The Canadian military has launched an investigation after some of its military clothing and equipment turned up for sale on eBay.
/ Source: Reuters

The Canadian military has launched an investigation after some of its military clothing and equipment turned up for sale on the Internet, a spokesman for the Department of National Defense said on Wednesday.

Several pieces of the military's specialized camouflage gear were, until recently, up for sale on eBay, igniting concerns about the security of Canadian troops.  The items were removed from the site and were not available on Wednesday.

"They appear to be Canadian forces uniforms or equipment," said Capt.

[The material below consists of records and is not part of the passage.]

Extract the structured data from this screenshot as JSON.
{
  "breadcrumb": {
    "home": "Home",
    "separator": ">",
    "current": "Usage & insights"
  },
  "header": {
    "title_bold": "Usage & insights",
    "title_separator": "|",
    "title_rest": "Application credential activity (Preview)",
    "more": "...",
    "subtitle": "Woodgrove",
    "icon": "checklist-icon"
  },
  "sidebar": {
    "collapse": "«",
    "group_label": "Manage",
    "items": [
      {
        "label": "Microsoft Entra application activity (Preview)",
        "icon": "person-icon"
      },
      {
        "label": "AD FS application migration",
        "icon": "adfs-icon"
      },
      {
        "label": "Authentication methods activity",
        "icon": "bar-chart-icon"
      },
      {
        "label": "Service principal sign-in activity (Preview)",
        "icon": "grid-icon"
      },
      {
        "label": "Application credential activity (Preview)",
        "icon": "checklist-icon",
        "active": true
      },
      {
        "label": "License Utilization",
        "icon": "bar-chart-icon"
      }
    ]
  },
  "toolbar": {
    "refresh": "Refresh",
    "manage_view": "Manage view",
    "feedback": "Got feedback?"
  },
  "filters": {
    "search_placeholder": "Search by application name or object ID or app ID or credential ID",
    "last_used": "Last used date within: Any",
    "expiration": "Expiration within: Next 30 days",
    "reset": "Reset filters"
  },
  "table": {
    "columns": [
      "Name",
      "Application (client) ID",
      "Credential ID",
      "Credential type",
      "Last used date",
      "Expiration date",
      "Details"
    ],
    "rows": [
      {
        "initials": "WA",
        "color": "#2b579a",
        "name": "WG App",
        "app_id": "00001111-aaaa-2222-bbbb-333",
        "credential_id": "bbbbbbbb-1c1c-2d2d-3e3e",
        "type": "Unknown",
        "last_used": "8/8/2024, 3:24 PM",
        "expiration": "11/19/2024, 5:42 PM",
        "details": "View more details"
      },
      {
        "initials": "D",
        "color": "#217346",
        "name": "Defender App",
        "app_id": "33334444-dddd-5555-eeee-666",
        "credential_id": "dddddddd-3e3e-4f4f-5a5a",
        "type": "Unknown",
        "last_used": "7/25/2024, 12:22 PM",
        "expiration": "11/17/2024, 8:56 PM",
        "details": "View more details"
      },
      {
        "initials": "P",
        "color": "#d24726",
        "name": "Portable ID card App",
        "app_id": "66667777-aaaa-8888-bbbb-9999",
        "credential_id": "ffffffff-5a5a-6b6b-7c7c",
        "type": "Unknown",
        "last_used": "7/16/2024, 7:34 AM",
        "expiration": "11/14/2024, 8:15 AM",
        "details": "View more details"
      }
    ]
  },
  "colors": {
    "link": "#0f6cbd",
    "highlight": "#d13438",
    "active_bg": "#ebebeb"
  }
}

Mark Giles, a member of the military's National Investigation Service in Ottawa, noting the military plans to contact eBay about the matter.

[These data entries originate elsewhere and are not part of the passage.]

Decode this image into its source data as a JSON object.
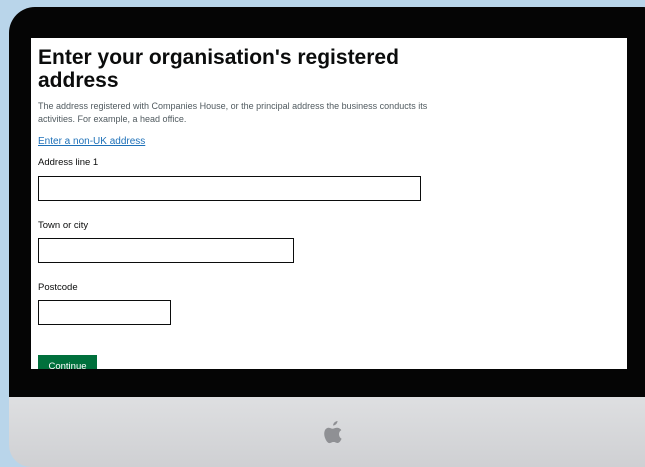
{
  "page": {
    "title": "Enter your organisation's registered address",
    "hint": "The address registered with Companies House, or the principal address the business conducts its activities. For example, a head office.",
    "non_uk_link": "Enter a non-UK address"
  },
  "form": {
    "address_line_1": {
      "label": "Address line 1",
      "value": ""
    },
    "town_or_city": {
      "label": "Town or city",
      "value": ""
    },
    "postcode": {
      "label": "Postcode",
      "value": ""
    }
  },
  "actions": {
    "continue_label": "Continue"
  },
  "colors": {
    "background": "#b9d5ea",
    "monitor_frame": "#050505",
    "link": "#1d70b8",
    "button": "#00703c"
  },
  "icons": {
    "chin_logo": "apple-icon"
  }
}
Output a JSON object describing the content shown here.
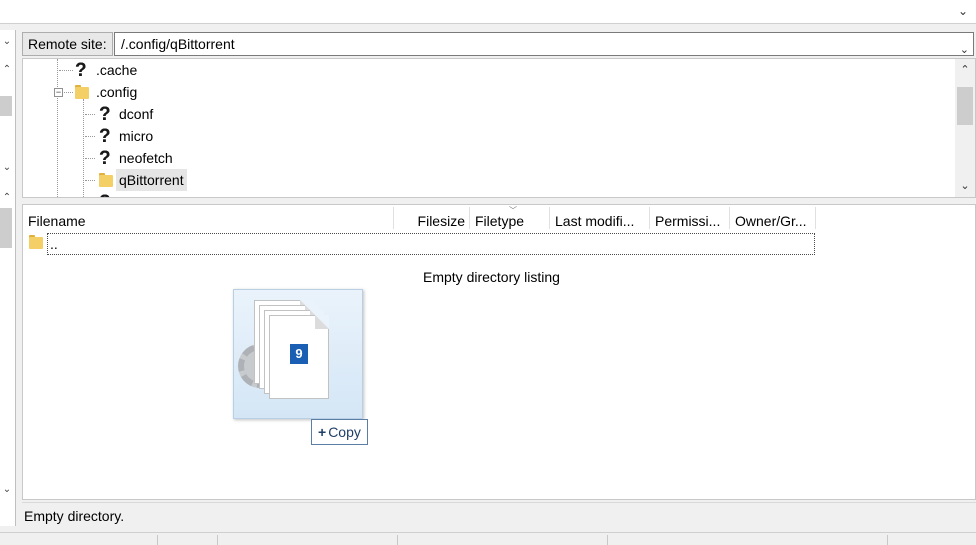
{
  "remote_site": {
    "label": "Remote site:",
    "path": "/.config/qBittorrent"
  },
  "tree": {
    "items": [
      {
        "label": ".cache",
        "icon": "question-icon",
        "depth": 1
      },
      {
        "label": ".config",
        "icon": "folder-icon",
        "depth": 1,
        "expanded": true
      },
      {
        "label": "dconf",
        "icon": "question-icon",
        "depth": 2
      },
      {
        "label": "micro",
        "icon": "question-icon",
        "depth": 2
      },
      {
        "label": "neofetch",
        "icon": "question-icon",
        "depth": 2
      },
      {
        "label": "qBittorrent",
        "icon": "folder-icon",
        "depth": 2,
        "selected": true
      }
    ],
    "expander_symbol": "−"
  },
  "list": {
    "columns": [
      "Filename",
      "Filesize",
      "Filetype",
      "Last modifi...",
      "Permissi...",
      "Owner/Gr..."
    ],
    "parent_row": "..",
    "empty_text": "Empty directory listing"
  },
  "drag": {
    "count": "9",
    "action_label": "Copy",
    "action_symbol": "+"
  },
  "status": {
    "text": "Empty directory."
  },
  "icons": {
    "chevron_down": "⌄",
    "arrow_up": "⌃",
    "arrow_down": "⌄"
  },
  "colors": {
    "accent": "#1a5fb4",
    "folder": "#f4cf66",
    "question": "#f7cf4a"
  }
}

Some pieces of the camouflage uniform, currently being worn by Canadian troops in Afghanistan, were being sold for just a few hundred dollars, domestic media reported.  It is illegal for anyone but military personnel to own or wear uniforms being used in active duty.

Giles said media reports that each military item has a specific serial number, and can be traced back to its owner, were inaccurate.  He said the items likely only have batch numbers.

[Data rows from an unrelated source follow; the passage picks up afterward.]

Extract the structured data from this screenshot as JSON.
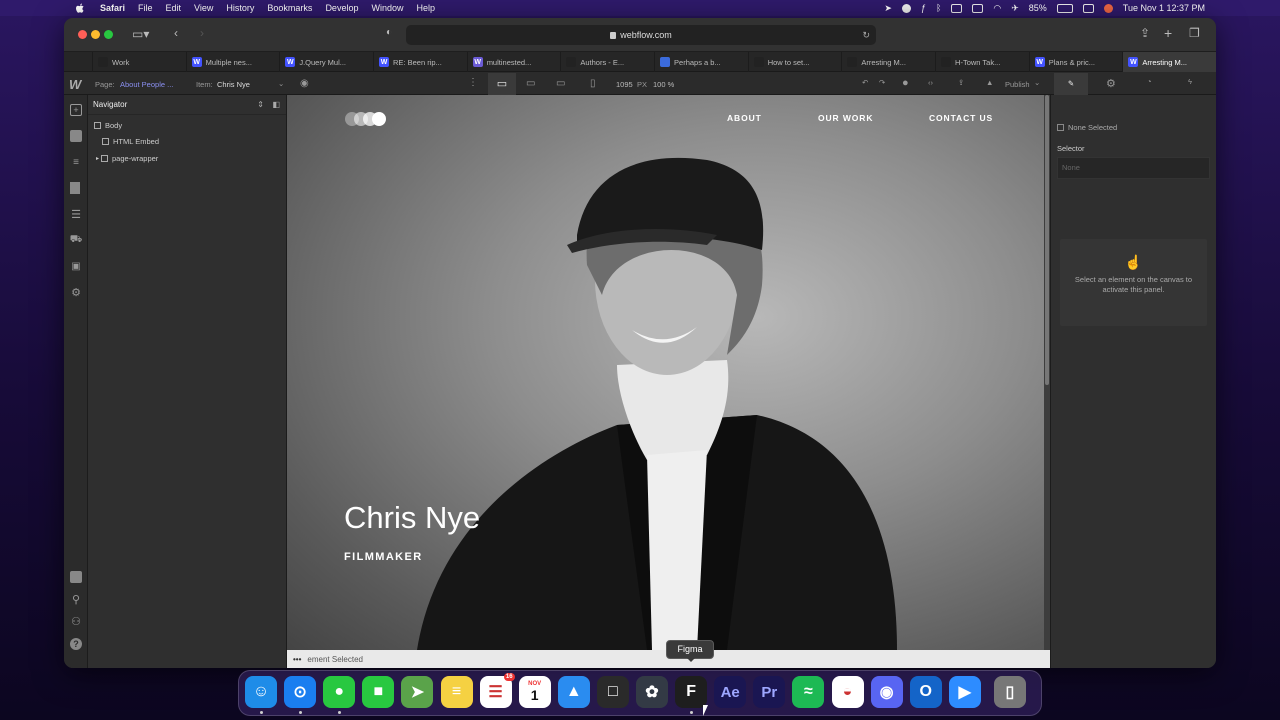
{
  "menubar": {
    "items": [
      "Safari",
      "File",
      "Edit",
      "View",
      "History",
      "Bookmarks",
      "Develop",
      "Window",
      "Help"
    ],
    "battery": "85%",
    "clock": "Tue Nov 1  12:37 PM"
  },
  "browser": {
    "url": "webflow.com",
    "tabs": [
      {
        "label": "Work",
        "icon": "webflow-icon",
        "color": "#222222"
      },
      {
        "label": "Multiple nes...",
        "icon": "webflow-w-icon",
        "color": "#4353ff"
      },
      {
        "label": "J.Query Mul...",
        "icon": "webflow-w-icon",
        "color": "#4353ff"
      },
      {
        "label": "RE: Been rip...",
        "icon": "webflow-w-icon",
        "color": "#4353ff"
      },
      {
        "label": "multinested...",
        "icon": "webflow-w-icon",
        "color": "#6b5bd6"
      },
      {
        "label": "Authors - E...",
        "icon": "page-icon",
        "color": "#222222"
      },
      {
        "label": "Perhaps a b...",
        "icon": "star-icon",
        "color": "#3b6bdc"
      },
      {
        "label": "How to set...",
        "icon": "page-icon",
        "color": "#222222"
      },
      {
        "label": "Arresting M...",
        "icon": "webflow-icon",
        "color": "#222222"
      },
      {
        "label": "H-Town Tak...",
        "icon": "webflow-icon",
        "color": "#222222"
      },
      {
        "label": "Plans & pric...",
        "icon": "webflow-w-icon",
        "color": "#4353ff"
      },
      {
        "label": "Arresting M...",
        "icon": "webflow-w-icon",
        "color": "#4353ff"
      }
    ]
  },
  "designer": {
    "page_label": "Page:",
    "page_value": "About People ...",
    "item_label": "Item:",
    "item_value": "Chris Nye",
    "width": "1095",
    "width_unit": "PX",
    "zoom": "100 %",
    "publish": "Publish"
  },
  "navigator": {
    "title": "Navigator",
    "items": [
      {
        "label": "Body",
        "indent": 0
      },
      {
        "label": "HTML Embed",
        "indent": 1
      },
      {
        "label": "page-wrapper",
        "indent": 1
      }
    ]
  },
  "site": {
    "nav": [
      "ABOUT",
      "OUR WORK",
      "CONTACT US"
    ],
    "name": "Chris Nye",
    "role": "FILMMAKER"
  },
  "status": {
    "text": "ement Selected"
  },
  "right_panel": {
    "none_selected": "None Selected",
    "selector_label": "Selector",
    "selector_placeholder": "None",
    "hint": "Select an element on the canvas to activate this panel."
  },
  "tooltip": "Figma",
  "dock": [
    {
      "name": "finder",
      "glyph": "☺",
      "color": "#1e8ce8",
      "running": true
    },
    {
      "name": "safari",
      "glyph": "⊙",
      "color": "#1a7ef0",
      "running": true
    },
    {
      "name": "messages",
      "glyph": "●",
      "color": "#28c840",
      "running": true
    },
    {
      "name": "facetime",
      "glyph": "■",
      "color": "#28c840",
      "running": false
    },
    {
      "name": "maps",
      "glyph": "➤",
      "color": "#5aa34a",
      "running": false
    },
    {
      "name": "notes",
      "glyph": "≡",
      "color": "#f5d142",
      "running": false
    },
    {
      "name": "reminders",
      "glyph": "☰",
      "color": "#ffffff",
      "running": false,
      "badge": "16"
    },
    {
      "name": "calendar",
      "glyph": "1",
      "color": "#ffffff",
      "running": false,
      "month": "NOV"
    },
    {
      "name": "keynote",
      "glyph": "▲",
      "color": "#2a8cf0",
      "running": false
    },
    {
      "name": "screenflow",
      "glyph": "□",
      "color": "#2a2a2a",
      "running": false
    },
    {
      "name": "davinci",
      "glyph": "✿",
      "color": "#333a45",
      "running": false
    },
    {
      "name": "figma",
      "glyph": "F",
      "color": "#1e1e1e",
      "running": true
    },
    {
      "name": "after-effects",
      "glyph": "Ae",
      "color": "#1a1652",
      "running": false
    },
    {
      "name": "premiere",
      "glyph": "Pr",
      "color": "#1a1652",
      "running": false
    },
    {
      "name": "spotify",
      "glyph": "≈",
      "color": "#1db954",
      "running": false
    },
    {
      "name": "mail-app",
      "glyph": "◒",
      "color": "#ffffff",
      "running": false
    },
    {
      "name": "discord",
      "glyph": "◉",
      "color": "#5865f2",
      "running": false
    },
    {
      "name": "outlook",
      "glyph": "O",
      "color": "#1464c8",
      "running": false
    },
    {
      "name": "zoom",
      "glyph": "▶",
      "color": "#2d8cff",
      "running": false
    },
    {
      "name": "trash",
      "glyph": "▯",
      "color": "#777777",
      "running": false
    }
  ]
}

George MacLean, an international security analyst and political studies professor at the University of Manitoba, said the potential sale of military goods is "unnerving."   "This isn't surplus material, it's actually material that's being issued to soldiers right now," he said.

MacLean said Canadian military uniforms would be highly coveted because of their pixilated pattern, which makes them difficult to see even with night vision equipment.

This is not the first time important uniforms have gone missing. Canada tightened airport security in December 2004 after more than 1,100 pieces of clothing and identification were reported missing from airport screening staff.

A spokeswoman for the Canadian Air Transport Security Authority said a stricter database has since been introduced to improve security.  "I know that in the past it wasn't unusual for our screening officers to have say, 50 items," Anna-Karina Tabunar said. "Now, with the new database, the controls are tighter."

In addition to uniforms, Tabunar said CATSA also uses fingerprinting and iris scans to identify employees.

The Defense Department's Giles said similar identification techniques are used by the military and may be tightened if a breach in security is discovered.